• **TASK INSTRUCTIONS**: For this exercise, copy all the data exactly and include none of the pictures.

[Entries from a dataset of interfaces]
------------------------------------------------------------
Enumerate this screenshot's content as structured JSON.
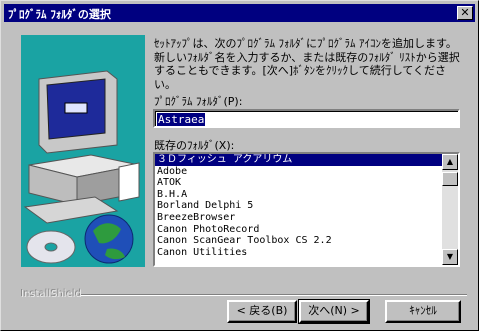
{
  "window": {
    "title": "ﾌﾟﾛｸﾞﾗﾑ ﾌｫﾙﾀﾞの選択",
    "close_glyph": "✕"
  },
  "description": "ｾｯﾄｱｯﾌﾟは、次のﾌﾟﾛｸﾞﾗﾑ ﾌｫﾙﾀﾞにﾌﾟﾛｸﾞﾗﾑ ｱｲｺﾝを追加します。新しいﾌｫﾙﾀﾞ名を入力するか、または既存のﾌｫﾙﾀﾞ ﾘｽﾄから選択することもできます。[次へ]ﾎﾞﾀﾝをｸﾘｯｸして続行してください。",
  "folder_label": "ﾌﾟﾛｸﾞﾗﾑ ﾌｫﾙﾀﾞ(P):",
  "folder_value": "Astraea",
  "existing_label": "既存のﾌｫﾙﾀﾞ(X):",
  "folders": [
    "３Ｄフィッシュ アクアリウム",
    "Adobe",
    "ATOK",
    "B.H.A",
    "Borland Delphi 5",
    "BreezeBrowser",
    "Canon PhotoRecord",
    "Canon ScanGear Toolbox CS 2.2",
    "Canon Utilities"
  ],
  "brand": "InstallShield",
  "buttons": {
    "back": "< 戻る(B)",
    "next": "次へ(N) >",
    "cancel": "ｷｬﾝｾﾙ"
  },
  "scroll": {
    "up": "▲",
    "down": "▼"
  }
}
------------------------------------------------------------
• **RESPONSE AREA**:
Enumerate this screenshot's content as structured JSON.
{
  "window": {
    "title": "ﾌﾟﾛｸﾞﾗﾑ ﾌｫﾙﾀﾞの選択",
    "close_glyph": "✕"
  },
  "description": "ｾｯﾄｱｯﾌﾟは、次のﾌﾟﾛｸﾞﾗﾑ ﾌｫﾙﾀﾞにﾌﾟﾛｸﾞﾗﾑ ｱｲｺﾝを追加します。新しいﾌｫﾙﾀﾞ名を入力するか、または既存のﾌｫﾙﾀﾞ ﾘｽﾄから選択することもできます。[次へ]ﾎﾞﾀﾝをｸﾘｯｸして続行してください。",
  "folder_label": "ﾌﾟﾛｸﾞﾗﾑ ﾌｫﾙﾀﾞ(P):",
  "folder_value": "Astraea",
  "existing_label": "既存のﾌｫﾙﾀﾞ(X):",
  "folders": [
    "３Ｄフィッシュ アクアリウム",
    "Adobe",
    "ATOK",
    "B.H.A",
    "Borland Delphi 5",
    "BreezeBrowser",
    "Canon PhotoRecord",
    "Canon ScanGear Toolbox CS 2.2",
    "Canon Utilities"
  ],
  "brand": "InstallShield",
  "buttons": {
    "back": "< 戻る(B)",
    "next": "次へ(N) >",
    "cancel": "ｷｬﾝｾﾙ"
  },
  "scroll": {
    "up": "▲",
    "down": "▼"
  }
}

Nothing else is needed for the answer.